Low- versus High Net Revenue Retention
Most SaaS companies want to grow from expansions and upsell now.
But 95% of them are ill-equipped in doing so.
Here are the 6 things you must do to unlock massive growth from your existing customer base:
1. Acquire high-quality customers
I may repeat myself but you can’t overemphasize the importance of having the right customers on board.
If you acquire bad-fit customers and you’ll lose twice in the process
They will eventually churn and replacing lost revenue makes it way harder to achieve high net revenue retention
You will waste a lot of resources trying to save them meaning that you can’t spend enough time on your high-growth customers
But there are not only both extremes - great-fit and bad-fit customers but a lot in between.
Customers with a mediocre fit may get enough value to keep them renewing but they might never grow.
Speaking of, when you are determining your ideal customers, looking for growth potential should be a part of it.
How likely do they
have more potential users/teams to adopt the product?
need more resources?
need more features?
2. Run airtight discoveries
If you don’t understand your customers’ needs you will fail.
There’s no room for guessing and assuming even though it’s the standard operating procedure in most SaaS companies.
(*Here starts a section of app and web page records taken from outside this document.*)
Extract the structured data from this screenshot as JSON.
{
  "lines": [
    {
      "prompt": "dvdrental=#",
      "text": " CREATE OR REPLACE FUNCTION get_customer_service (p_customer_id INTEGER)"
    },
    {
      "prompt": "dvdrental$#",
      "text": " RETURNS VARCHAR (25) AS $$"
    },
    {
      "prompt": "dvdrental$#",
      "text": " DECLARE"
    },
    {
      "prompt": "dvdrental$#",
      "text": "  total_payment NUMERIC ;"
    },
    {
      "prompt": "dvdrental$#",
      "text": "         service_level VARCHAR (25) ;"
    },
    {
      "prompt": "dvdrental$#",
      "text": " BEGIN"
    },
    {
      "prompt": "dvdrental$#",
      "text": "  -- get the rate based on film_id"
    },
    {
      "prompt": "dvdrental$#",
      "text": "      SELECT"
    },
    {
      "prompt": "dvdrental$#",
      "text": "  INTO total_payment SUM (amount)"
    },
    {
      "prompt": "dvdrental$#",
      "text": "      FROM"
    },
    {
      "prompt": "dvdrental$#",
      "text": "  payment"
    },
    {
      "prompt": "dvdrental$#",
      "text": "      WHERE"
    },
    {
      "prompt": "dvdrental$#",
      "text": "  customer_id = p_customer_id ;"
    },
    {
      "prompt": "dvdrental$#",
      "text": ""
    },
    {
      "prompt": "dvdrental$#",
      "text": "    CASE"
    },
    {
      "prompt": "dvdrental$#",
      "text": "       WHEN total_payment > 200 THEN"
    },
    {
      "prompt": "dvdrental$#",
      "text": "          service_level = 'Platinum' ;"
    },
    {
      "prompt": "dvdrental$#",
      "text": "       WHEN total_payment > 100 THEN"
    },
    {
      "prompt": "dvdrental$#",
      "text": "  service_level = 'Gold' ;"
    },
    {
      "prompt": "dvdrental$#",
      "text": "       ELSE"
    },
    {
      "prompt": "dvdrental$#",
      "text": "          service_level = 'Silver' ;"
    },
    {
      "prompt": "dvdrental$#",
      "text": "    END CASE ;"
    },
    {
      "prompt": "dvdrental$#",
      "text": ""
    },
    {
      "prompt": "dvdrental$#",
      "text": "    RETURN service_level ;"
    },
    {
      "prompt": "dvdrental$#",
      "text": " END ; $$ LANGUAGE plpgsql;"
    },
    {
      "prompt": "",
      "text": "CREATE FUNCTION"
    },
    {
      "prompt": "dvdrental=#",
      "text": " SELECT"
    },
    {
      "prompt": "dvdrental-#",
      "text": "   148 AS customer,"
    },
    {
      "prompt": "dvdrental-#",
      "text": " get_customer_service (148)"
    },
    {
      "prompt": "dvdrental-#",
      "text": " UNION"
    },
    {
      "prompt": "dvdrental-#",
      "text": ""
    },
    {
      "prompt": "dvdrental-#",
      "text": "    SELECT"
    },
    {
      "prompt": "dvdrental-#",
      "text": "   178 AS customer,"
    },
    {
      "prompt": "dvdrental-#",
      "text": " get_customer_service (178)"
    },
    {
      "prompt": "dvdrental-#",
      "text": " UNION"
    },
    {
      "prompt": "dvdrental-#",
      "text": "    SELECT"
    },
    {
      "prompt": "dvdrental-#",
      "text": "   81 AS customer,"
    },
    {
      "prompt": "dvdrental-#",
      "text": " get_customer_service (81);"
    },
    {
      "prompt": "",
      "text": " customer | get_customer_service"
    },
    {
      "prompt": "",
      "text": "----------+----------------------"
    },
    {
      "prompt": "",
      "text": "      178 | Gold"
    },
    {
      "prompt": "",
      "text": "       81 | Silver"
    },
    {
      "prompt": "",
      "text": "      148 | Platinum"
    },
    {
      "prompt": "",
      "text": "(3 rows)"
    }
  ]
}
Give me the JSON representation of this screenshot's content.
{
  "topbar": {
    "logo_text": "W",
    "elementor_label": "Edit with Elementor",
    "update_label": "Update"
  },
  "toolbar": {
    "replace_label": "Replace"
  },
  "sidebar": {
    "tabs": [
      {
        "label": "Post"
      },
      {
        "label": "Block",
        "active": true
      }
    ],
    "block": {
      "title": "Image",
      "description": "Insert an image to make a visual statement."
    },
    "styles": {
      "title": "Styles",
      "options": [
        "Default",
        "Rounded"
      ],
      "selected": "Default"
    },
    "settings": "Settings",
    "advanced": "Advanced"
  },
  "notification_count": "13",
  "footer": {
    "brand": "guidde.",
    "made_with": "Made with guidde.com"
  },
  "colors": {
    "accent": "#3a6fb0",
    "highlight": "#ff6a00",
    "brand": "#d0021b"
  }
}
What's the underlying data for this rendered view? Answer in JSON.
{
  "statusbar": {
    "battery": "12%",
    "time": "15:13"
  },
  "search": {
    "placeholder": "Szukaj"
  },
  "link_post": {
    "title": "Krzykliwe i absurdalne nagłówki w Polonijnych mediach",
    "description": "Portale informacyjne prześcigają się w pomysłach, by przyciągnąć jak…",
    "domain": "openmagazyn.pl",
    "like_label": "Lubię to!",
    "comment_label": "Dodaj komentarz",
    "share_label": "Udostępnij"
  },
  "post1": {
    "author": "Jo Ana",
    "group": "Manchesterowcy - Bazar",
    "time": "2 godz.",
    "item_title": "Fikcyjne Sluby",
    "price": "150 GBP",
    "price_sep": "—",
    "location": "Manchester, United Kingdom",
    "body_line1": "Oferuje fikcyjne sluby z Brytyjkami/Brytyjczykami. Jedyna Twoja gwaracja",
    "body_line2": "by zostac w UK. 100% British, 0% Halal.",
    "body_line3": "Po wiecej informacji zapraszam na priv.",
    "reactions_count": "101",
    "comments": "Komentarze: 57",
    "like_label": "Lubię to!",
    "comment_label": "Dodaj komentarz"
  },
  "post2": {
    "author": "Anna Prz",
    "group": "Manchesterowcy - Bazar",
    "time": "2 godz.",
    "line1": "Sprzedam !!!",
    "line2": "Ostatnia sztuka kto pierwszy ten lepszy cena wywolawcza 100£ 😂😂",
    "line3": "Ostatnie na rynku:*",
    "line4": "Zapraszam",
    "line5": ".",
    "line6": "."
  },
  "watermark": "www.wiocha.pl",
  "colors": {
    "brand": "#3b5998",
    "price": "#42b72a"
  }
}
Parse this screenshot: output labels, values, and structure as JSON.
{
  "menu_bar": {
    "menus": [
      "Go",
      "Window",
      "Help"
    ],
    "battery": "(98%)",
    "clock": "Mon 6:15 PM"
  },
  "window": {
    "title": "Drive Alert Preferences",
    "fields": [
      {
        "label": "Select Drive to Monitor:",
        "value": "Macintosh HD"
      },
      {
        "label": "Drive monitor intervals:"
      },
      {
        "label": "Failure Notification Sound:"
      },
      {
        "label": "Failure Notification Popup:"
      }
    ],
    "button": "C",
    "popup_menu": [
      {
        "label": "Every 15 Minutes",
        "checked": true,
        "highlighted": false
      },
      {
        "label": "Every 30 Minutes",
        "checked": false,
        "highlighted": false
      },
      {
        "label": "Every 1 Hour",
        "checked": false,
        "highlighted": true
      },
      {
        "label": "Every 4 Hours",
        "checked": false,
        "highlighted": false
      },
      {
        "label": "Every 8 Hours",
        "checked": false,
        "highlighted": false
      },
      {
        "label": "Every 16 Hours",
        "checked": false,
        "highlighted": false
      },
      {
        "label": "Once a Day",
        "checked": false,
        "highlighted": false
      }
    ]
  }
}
It’s not enough to identify the goal on the surface because you need to bridge the gap between their status quo and their goal.
Your customers’ needs are determined by
the problems they need to solve and
the reasons why the problem exists
their current skills and knowledge
their processes and business model
possible industry-specific rules that affect the outcome
3. Build a dedicated solution
I haven’t met a single company that does not think they have a great product.
But in reality, most of them have a more or less random mix of industry-typical features and functions.
They keep adding more stuff based either in a vacuum or based on popular demand.
Instead of qualifying feature requests by whom sent them in and evaluating whether there’s a projected value impact.
A great product is the embodiment of a specific methodology with a certain idea of how customers are supposed to use it.
There are zero features that can be eliminated without creating harm to your customers’ outcomes.
The most important goal when it comes to building your product is to add more value for your best customers and not try to appease each and everybody.
4. Turn CSMs into management consultants
Customer success managers are no longer mere product educators.
Because the technology is not your customers’ bottleneck.
After a (little) while, they’ll understand how to best use your features and functions.
But here’s the thing: The greatest product in the world can’t produce great outcomes from poor inputs.
Your mission is to educate, train and consult your customers to help them build expertise on the job they need the product for.
You need to ensure that they understand how to create high-quality inputs.
The further your customers climb on the “value ladder” the more highly specific and personalized consulting services they will need.
You need to be able to succeed in leading customers to the promised land accurately and repeatedly.
CSMs who want to play on the big stage need to build subject expertise on their own.
5. Solve big and bigger problems
Many SaaS companies are selling “all-in-one” solutions.
They cover everything that’s conceivably possible in the respective field but they (almost) never excel in solving one thing exceptionally well.
But customers don’t care about saving 2 working hours per month, increasing conversion rates by 0.1%, or getting 10 more likes on their social media posts.
If you are selling a commodity, nice-to-have customers have no reason to buy more from you.
Customers develop demand for expansions and upsells to further grow their value.
Yes, you need to deliver proof of value first.
Help your customers’ to solve their most valuable problems and if you’re done help them solve the next big one.
6. Tracking customer outcomes at all times
How much value do you have to deliver and how is it measured?
The solution is surprisingly simple which is why many SaaS companies don’t have it on their radar: Ask your customers.
Ask them what they intend to achieve and how they measure success respectively the ROI of using your product and working with you.
Yes, there’s a high probability that it’s not scalable but that does not matter.
Because it’s not your priority - helping customers to succeed is.
It does not matter whether they are looking to
and achieve their personal-related goals.
You need to understand what they want and create mutual accountability for the intended outcome.
A high NRR separates the elite from the pack because there are no hacks, tricks, or shortcuts to get there.
Every SaaS company can grow 50% YoY with enough cash to burn.
But growing 50% from your existing customer is a different story.
Does your company excel in growing NRR?